• **Task requirements**: Those lines of the records that contain "icon" are to be located and copied.

(Records excerpted from a collection)
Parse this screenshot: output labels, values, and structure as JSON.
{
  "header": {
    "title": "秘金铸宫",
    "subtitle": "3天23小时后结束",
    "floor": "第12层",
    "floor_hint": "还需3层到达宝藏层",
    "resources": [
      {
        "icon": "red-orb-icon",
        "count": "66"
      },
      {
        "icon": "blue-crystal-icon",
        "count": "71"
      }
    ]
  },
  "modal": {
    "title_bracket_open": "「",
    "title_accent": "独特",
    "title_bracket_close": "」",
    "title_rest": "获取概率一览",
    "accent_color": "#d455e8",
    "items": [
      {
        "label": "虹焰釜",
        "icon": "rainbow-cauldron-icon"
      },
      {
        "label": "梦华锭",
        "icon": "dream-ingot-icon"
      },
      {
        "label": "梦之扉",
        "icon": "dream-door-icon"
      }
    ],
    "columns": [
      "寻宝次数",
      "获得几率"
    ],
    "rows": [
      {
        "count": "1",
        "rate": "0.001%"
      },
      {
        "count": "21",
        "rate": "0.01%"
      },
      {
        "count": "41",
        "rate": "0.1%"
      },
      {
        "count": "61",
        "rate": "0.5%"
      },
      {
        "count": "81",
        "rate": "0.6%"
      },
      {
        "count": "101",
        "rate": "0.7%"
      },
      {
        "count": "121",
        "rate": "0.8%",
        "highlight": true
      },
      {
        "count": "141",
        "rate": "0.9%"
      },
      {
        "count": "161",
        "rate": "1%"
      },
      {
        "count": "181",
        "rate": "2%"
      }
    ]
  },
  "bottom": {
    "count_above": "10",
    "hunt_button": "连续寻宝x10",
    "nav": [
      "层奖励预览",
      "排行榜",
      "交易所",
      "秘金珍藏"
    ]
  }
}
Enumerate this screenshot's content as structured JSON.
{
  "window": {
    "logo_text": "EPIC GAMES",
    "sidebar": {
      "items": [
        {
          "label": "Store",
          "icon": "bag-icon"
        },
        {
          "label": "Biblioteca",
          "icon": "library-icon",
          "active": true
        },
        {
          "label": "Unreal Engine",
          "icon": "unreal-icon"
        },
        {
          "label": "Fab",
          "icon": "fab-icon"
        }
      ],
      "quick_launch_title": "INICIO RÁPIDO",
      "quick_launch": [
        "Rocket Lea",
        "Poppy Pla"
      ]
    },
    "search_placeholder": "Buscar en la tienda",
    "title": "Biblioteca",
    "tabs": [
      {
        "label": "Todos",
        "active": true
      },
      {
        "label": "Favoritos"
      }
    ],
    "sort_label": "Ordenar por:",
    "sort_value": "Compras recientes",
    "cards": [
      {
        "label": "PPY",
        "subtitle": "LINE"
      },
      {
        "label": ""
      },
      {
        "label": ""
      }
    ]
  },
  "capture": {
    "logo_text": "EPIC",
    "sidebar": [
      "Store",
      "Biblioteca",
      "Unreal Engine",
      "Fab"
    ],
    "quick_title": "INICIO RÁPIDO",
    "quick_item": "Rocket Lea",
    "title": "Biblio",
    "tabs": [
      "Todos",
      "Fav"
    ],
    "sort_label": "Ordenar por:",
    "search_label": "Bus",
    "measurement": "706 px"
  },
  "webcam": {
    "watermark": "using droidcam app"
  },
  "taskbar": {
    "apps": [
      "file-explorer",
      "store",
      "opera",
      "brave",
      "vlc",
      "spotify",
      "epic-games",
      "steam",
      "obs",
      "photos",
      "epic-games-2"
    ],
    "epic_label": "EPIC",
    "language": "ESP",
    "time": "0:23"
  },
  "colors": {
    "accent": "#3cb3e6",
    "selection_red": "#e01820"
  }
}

• **Reply to the exercise**:
        "icon": "red-orb-icon",
        "icon": "blue-crystal-icon",
        "icon": "rainbow-cauldron-icon"
        "icon": "dream-ingot-icon"
        "icon": "dream-door-icon"
          "icon": "bag-icon"
          "icon": "library-icon",
          "icon": "unreal-icon"
          "icon": "fab-icon"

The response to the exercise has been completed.